Now comes the harder part — extracting the boy from a home containing reluctant relatives and surrounded by protestors. The problem facing Reno is that although the Miami relatives who currently have Elian have indicated that they would comply with the law, they have shown no indication that they intend to cooperate in easing the boy's transition back into his father's care. On "Meet the Press" Sunday, Greg Craig, Juan Miguel Gonzalez's lawyer, questioned whether the relatives would allow a peaceful transfer. But Gonzalez senior is trying to smooth the way: To satisfy concerns about his suitability as a parent, he is meeting Sunday with mental health experts to discuss taking custody of Elian, and has indicated that he would stay in the U.S. during an appeal of the case.

Although the Clinton administration has studiously avoided confrontations with the Miami family and their supporters during this case, the arrival of Gonzalez in Washington Thursday has changed the situation. Now Reno is confronted with a legally straightforward situation in which the father of a six-year-old boy has come to the U.S. and demanded the custody to which the law has recognized he is entitled. Reno insisted that she plans to implement the law, and invited the Miami relatives to meet with a panel of psychologists to discuss how — rather than whether — the transfer could be undertaken in a way that minimizes Elian's trauma.

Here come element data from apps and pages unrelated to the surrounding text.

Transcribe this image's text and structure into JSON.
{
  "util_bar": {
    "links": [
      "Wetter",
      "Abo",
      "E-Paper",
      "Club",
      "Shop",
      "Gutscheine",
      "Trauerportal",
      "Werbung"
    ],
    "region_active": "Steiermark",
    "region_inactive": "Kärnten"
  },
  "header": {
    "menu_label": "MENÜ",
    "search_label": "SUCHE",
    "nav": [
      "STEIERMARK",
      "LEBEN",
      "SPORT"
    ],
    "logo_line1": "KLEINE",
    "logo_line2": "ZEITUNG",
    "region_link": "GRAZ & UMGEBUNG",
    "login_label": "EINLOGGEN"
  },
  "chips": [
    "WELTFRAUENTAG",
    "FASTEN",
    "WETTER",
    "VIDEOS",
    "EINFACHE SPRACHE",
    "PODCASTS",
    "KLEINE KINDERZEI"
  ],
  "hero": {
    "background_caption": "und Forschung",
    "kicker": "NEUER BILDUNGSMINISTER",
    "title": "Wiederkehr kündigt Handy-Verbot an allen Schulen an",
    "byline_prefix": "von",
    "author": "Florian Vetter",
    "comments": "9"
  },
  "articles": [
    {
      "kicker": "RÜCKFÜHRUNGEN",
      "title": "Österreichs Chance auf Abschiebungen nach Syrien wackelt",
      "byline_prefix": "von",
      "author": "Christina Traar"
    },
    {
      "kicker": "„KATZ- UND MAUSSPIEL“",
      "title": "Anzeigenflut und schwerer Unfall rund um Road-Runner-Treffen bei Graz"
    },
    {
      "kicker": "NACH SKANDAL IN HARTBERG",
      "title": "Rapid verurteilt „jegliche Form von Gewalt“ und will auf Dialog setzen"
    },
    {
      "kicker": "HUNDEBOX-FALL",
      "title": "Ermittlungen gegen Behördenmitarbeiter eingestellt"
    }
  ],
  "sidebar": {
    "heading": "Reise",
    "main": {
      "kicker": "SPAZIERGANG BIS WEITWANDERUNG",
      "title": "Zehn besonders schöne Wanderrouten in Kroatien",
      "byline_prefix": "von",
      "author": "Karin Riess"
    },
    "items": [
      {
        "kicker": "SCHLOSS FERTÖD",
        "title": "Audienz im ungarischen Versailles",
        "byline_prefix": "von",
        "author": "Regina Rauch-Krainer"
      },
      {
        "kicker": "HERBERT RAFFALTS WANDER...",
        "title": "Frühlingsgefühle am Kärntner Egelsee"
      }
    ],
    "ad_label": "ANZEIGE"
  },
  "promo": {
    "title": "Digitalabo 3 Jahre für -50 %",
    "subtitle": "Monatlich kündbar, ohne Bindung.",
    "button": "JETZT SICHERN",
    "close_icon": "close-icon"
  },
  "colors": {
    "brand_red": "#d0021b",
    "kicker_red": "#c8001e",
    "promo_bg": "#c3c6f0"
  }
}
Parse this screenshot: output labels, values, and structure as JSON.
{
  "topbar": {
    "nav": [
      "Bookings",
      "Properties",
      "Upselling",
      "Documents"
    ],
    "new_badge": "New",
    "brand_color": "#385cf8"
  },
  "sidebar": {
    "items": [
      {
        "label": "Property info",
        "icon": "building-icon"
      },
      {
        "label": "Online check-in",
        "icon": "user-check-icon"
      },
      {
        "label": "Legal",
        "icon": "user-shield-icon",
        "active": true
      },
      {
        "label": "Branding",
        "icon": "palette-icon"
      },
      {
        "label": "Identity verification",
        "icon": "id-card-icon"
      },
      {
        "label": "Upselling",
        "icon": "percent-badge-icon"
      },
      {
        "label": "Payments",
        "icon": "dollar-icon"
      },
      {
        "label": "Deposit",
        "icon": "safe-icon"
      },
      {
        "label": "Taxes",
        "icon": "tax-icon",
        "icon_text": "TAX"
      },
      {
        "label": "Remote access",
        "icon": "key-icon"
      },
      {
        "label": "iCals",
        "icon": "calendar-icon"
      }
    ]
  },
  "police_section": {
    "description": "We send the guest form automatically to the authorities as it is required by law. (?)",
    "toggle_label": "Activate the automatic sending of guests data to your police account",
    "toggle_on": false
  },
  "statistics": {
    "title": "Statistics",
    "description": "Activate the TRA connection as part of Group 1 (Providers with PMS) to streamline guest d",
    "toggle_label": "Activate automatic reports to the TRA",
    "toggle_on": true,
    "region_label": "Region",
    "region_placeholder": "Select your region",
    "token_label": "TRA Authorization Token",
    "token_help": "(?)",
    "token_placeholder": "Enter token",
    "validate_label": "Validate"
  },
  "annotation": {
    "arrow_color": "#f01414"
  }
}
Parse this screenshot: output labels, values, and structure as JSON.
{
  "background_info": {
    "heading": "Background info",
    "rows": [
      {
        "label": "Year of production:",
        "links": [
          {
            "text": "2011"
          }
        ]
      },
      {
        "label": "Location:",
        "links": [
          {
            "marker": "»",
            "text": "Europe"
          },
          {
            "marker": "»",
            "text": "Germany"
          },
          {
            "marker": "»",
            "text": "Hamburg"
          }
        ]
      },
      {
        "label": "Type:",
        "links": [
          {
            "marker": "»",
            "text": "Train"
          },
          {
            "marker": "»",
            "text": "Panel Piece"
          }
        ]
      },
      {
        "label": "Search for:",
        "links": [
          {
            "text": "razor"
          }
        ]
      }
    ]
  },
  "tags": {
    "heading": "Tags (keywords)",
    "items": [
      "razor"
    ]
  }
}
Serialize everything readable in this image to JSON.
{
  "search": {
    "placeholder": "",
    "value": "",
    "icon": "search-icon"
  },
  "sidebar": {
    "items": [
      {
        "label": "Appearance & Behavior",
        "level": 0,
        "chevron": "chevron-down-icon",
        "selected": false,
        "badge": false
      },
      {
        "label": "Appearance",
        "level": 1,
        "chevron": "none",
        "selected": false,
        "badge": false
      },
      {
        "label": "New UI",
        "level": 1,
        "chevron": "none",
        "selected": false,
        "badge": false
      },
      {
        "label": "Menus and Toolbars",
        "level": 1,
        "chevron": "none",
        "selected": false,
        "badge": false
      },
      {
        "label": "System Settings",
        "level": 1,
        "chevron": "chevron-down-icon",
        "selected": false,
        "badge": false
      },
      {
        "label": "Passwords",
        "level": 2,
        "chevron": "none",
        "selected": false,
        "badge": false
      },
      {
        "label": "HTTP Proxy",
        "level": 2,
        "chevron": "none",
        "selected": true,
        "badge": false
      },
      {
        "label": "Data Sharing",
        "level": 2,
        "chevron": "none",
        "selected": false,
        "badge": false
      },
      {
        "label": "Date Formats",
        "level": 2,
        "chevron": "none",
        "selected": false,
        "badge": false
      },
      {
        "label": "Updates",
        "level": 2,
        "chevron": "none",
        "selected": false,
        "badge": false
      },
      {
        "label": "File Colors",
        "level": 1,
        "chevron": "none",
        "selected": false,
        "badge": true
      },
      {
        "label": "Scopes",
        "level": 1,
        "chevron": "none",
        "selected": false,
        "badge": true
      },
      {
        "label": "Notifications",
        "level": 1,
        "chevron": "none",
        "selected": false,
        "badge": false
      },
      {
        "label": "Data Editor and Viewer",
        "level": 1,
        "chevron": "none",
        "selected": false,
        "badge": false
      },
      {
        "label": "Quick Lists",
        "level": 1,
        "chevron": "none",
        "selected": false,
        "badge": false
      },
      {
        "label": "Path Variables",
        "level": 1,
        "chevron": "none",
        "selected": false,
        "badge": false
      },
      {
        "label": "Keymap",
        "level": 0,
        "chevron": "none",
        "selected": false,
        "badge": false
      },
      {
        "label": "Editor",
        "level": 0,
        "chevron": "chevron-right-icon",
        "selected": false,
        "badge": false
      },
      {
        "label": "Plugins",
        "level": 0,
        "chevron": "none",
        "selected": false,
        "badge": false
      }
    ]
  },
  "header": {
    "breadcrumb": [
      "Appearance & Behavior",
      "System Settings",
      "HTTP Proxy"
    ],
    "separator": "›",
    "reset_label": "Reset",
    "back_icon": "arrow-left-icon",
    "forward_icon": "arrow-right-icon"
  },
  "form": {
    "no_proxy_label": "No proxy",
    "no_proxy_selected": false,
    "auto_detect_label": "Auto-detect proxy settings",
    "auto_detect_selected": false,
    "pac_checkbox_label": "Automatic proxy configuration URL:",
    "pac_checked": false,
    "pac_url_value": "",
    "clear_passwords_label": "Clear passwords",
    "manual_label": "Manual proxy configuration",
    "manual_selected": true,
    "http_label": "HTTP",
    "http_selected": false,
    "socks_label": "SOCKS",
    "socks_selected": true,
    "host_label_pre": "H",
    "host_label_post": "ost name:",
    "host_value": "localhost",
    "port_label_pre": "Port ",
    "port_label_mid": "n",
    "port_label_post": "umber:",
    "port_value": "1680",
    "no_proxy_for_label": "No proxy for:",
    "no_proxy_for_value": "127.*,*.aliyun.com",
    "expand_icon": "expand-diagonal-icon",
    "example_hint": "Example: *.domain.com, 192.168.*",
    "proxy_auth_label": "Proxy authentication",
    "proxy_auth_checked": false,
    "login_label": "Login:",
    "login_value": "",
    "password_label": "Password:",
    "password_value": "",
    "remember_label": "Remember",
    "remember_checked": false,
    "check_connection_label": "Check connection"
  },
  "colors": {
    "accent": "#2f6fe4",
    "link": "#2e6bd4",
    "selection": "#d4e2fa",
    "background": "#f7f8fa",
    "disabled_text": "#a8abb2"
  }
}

But if the Miami relatives choose not to cooperate, the Attorney General appears to be ready for a fight. "Reno has made clear that she intends to take every possible step to ensure that Elian is reunited with his father in a fair, prompt and orderly manner," says Shannon. "But with everything that's been said so far, that may still mean that some measure of force will have to be used, because somebody will have to go and take the child out of the Miami house. Her main concern will be to minimize the trauma that will involve for Elian." But the government's decision, based on the law, appears no longer to be up for discussion.